Railroad brochure Railroad padlock and key Railroad bucket with lid
Railroad brochure, 1981.298.3759 Railroad padlock and key, 1981.299.396 Railroad bucket with lid, 1983.2353.60
Railroad pry bar Railroad oil can Railroad conductor hat
Railroad pry bar, 1983.2353.61 Railroad oil can, 1983.2353.86 Railroad conductor hat, 1984.65.13
Railroad matchbook Railroad giant wrench Railroad large metal trunk
Railroad matchbook, 1986.157.1 Railroad giant wrench, 1987.53 Railroad large metal trunk, 1987.140
Railroad large metal trunk Railroad lunchroom sign Railroad hammer
Railroad large metal trunk, 1987.140 Railroad lunchroom sign, 1987.178.59 Railroad hammer, 1987.178.90
Railroad wrench Railroad pounding tool Railroad conductor jacket
Railroad wrench, 1987.178.131 Railroad pounding tool, 1987.178.134 Railroad conductor jacket, 1988.70.1
Railroad silver lantern Railroad shovel Railroad shovel
Railroad silver lantern, 1988.95 Railroad shovel, 1988.131.1 Railroad pick, 1988.131.2
1902 railroad pass 1902 railroad pass Railroad pass
1902 railroad pass, 1988.173.3 1902 railroad pass, 1988.173.3 Railroad pass, 1988.173.5
Railroad pass Railroad wrench with wooden handle Railroad oyster fork
Railroad pass, 1988.173.5 Railroad wrench with wooden handle, 1988.184.1 Railroad oyster fork, 2007.7.36
Railroad fork Railroad soup spoon Railroad knife
Railroad fork, 2007.7.37 Railroad soup spoon, 2007.7.40 Railroad knife, 2007.7.43
Railroad gold charger Railroad ceramic plate  
Railroad gold charger, 2007.7.44 Railroad ceramic plate, 2007.7.45  

Entry: Railroads in Kansas

Author: Kansas Historical Society

Author information: The Kansas Historical Society is a state agency charged with actively safeguarding and sharing the state's history.

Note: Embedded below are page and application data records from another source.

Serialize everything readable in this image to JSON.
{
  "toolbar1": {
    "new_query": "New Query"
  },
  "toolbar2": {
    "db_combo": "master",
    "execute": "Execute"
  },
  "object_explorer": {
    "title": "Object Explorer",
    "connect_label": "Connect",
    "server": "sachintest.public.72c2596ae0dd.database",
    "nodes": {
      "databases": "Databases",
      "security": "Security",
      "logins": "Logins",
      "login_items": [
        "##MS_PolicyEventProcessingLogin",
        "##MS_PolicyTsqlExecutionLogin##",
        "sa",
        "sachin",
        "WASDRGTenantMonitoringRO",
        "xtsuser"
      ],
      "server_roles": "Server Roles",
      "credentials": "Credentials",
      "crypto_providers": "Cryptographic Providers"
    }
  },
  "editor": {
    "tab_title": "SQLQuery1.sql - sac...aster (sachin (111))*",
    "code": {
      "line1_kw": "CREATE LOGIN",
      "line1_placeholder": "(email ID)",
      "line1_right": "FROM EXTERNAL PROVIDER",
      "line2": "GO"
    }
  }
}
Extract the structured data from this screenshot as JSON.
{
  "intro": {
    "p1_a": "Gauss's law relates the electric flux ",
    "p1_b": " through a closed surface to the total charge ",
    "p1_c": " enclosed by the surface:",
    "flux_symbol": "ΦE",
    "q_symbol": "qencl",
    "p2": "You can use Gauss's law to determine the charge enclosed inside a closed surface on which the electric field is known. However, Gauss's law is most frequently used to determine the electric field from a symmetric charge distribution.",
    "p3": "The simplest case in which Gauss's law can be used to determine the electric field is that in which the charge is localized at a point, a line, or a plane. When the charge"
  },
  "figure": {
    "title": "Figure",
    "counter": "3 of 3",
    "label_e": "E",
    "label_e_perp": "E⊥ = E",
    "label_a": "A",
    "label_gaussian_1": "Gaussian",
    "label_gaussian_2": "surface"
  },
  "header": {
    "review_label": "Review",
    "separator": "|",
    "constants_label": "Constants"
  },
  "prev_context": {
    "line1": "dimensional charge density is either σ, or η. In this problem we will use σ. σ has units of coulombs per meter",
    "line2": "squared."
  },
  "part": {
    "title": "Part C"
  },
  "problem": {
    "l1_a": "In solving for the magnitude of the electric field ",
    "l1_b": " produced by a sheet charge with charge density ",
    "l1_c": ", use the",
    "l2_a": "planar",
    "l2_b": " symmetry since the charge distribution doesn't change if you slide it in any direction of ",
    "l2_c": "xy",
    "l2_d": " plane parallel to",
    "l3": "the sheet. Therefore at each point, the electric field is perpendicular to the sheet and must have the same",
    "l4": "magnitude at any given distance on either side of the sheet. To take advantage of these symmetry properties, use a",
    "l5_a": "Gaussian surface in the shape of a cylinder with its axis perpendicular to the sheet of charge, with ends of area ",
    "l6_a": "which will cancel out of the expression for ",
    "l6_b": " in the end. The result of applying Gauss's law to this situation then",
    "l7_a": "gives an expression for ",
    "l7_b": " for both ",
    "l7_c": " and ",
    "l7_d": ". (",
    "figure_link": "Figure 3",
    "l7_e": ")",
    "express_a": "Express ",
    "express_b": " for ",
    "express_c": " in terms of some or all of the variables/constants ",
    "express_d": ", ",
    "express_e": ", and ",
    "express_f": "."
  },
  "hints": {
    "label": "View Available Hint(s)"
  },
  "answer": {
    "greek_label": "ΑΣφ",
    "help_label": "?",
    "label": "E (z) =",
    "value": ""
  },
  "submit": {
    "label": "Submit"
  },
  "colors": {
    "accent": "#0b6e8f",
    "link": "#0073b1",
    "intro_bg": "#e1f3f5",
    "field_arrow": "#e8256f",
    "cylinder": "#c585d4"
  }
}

Date Created: January 2010

Date Modified: February 2017

The author of this article is solely responsible for its content.